There are others listening to this message who are struggling with doubts. You have believed in Jesus. Perhaps your whole life has been a great race of faith. You’ve endured the agony of persecution as well as the struggle to remove the excess baggage of personal sin. But maybe there’s been a recent shock in your life. Something has hit so hard it threatens to shake your faith in Jesus. The Letter to the Hebrews was written especially for people in this situation. As we look to Jesus we are assured that He is the "Author and the Finisher" of our faith. Our faith did not begin by our own efforts. God called us by His Holy Spirit through His word. Perhaps you were brought to faith as an infant in baptism and you’ve never known a time in which you didn’t believe in Jesus. Others may have discovered later in life that God had called them to the truth in Jesus. Either way faith is a miracle. But as the life of faith goes on, it is important to know that the end of our faith, the finish to the race of faith, will also not depend on our efforts. From beginning to end, this race and our life is in Jesus’ hands. He will give you the victory. Amen.
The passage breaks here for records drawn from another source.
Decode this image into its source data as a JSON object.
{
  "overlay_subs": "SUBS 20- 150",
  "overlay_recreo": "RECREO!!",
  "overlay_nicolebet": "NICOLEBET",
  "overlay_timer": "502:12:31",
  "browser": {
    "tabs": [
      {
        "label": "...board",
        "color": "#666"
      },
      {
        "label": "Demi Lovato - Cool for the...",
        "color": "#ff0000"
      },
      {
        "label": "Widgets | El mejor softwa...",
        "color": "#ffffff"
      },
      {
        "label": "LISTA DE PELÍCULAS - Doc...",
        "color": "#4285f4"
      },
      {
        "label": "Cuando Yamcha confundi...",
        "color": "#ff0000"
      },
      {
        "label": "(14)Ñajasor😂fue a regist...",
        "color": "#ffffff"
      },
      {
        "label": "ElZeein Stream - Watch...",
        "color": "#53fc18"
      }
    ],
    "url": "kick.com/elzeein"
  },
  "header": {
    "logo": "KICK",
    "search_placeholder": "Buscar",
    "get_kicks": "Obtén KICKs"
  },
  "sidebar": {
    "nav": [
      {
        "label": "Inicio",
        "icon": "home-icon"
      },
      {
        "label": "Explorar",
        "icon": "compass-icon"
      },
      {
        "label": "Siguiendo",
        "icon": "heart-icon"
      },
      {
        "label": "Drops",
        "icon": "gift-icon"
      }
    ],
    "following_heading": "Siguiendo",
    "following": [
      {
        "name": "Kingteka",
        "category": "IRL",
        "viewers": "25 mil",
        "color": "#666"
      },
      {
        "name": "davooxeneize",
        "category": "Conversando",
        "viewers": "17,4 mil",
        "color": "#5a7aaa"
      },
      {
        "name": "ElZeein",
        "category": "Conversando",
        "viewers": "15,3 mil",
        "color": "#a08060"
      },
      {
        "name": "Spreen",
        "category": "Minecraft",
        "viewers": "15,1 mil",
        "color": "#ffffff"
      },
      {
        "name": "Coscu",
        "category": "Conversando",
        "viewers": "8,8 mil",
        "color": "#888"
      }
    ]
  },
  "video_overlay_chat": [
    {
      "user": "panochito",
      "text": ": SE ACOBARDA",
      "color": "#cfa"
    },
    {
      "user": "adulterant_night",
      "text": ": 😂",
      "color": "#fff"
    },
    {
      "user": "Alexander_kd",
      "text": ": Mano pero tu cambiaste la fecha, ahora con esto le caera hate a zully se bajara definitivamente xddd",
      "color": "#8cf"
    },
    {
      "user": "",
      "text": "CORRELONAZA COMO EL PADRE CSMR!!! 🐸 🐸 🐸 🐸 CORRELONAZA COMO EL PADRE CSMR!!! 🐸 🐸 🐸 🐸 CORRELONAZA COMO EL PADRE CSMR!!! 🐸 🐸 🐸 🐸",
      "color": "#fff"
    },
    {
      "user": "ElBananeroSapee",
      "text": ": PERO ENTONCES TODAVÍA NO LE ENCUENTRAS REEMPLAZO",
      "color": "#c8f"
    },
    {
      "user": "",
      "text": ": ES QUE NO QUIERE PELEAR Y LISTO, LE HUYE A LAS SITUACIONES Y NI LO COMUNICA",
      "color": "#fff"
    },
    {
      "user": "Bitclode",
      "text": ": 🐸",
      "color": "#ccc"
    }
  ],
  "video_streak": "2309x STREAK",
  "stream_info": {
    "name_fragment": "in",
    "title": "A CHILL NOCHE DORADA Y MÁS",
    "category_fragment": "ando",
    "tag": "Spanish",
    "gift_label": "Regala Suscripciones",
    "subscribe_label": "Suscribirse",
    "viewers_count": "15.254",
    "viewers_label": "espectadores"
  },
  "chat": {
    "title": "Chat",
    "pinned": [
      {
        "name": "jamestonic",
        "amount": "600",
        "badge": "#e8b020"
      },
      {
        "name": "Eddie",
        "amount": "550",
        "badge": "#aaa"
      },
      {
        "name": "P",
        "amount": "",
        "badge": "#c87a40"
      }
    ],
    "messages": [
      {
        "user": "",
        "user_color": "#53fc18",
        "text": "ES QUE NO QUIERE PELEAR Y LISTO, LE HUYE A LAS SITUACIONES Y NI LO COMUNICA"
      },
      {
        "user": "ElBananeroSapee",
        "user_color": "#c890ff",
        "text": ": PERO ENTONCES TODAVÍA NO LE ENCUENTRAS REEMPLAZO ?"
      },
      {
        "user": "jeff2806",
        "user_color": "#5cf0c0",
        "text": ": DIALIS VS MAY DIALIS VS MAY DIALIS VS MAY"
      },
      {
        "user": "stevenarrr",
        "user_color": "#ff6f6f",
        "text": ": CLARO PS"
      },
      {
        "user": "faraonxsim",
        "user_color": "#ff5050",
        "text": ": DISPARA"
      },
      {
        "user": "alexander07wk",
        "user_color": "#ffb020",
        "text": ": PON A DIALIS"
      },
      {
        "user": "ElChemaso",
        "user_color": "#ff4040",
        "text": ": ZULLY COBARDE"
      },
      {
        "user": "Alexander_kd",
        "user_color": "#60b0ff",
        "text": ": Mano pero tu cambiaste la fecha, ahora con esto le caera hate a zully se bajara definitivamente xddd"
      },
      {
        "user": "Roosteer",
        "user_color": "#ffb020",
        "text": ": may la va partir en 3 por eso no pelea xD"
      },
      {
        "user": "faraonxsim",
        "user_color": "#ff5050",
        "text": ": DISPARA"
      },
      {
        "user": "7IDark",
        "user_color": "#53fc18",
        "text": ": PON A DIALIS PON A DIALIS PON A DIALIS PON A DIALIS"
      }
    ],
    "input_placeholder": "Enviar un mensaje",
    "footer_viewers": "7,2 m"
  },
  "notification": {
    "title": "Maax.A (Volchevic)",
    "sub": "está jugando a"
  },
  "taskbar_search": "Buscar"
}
Let us pray: O Lord God, we all long for a victorious life. But all around us we see defeat. In our own hearts we know too well the failure of sin that leads to death. Yet, when all seems lost, we see that there is one who has risen from the grave. We see Jesus who resisted every temptation. And best of all You promise us forgiveness and life in Him. Bring us into this ultimate race of faith. Keep us in the race. Strengthen our hands and feeble knees. Lead us in the victory of Jesus, who brings us life and immortality. Amen.


1) Hebrews 12.1-2    2) Hebrews 12.3    3) Hebrews 12.5-6    4) Hebrews 12.10-11    5) 2 Corinthians 9.25

Pastor Michael P. Walther
The Thirteenth Sunday After Pentecost, August 29, 2004
Good Shepherd Lutheran Church, 1300 Belt Line Road, Collinsville, Illinois, 62234
/ fax 618-344-3378

Michael P. Walther, Copyright, 2004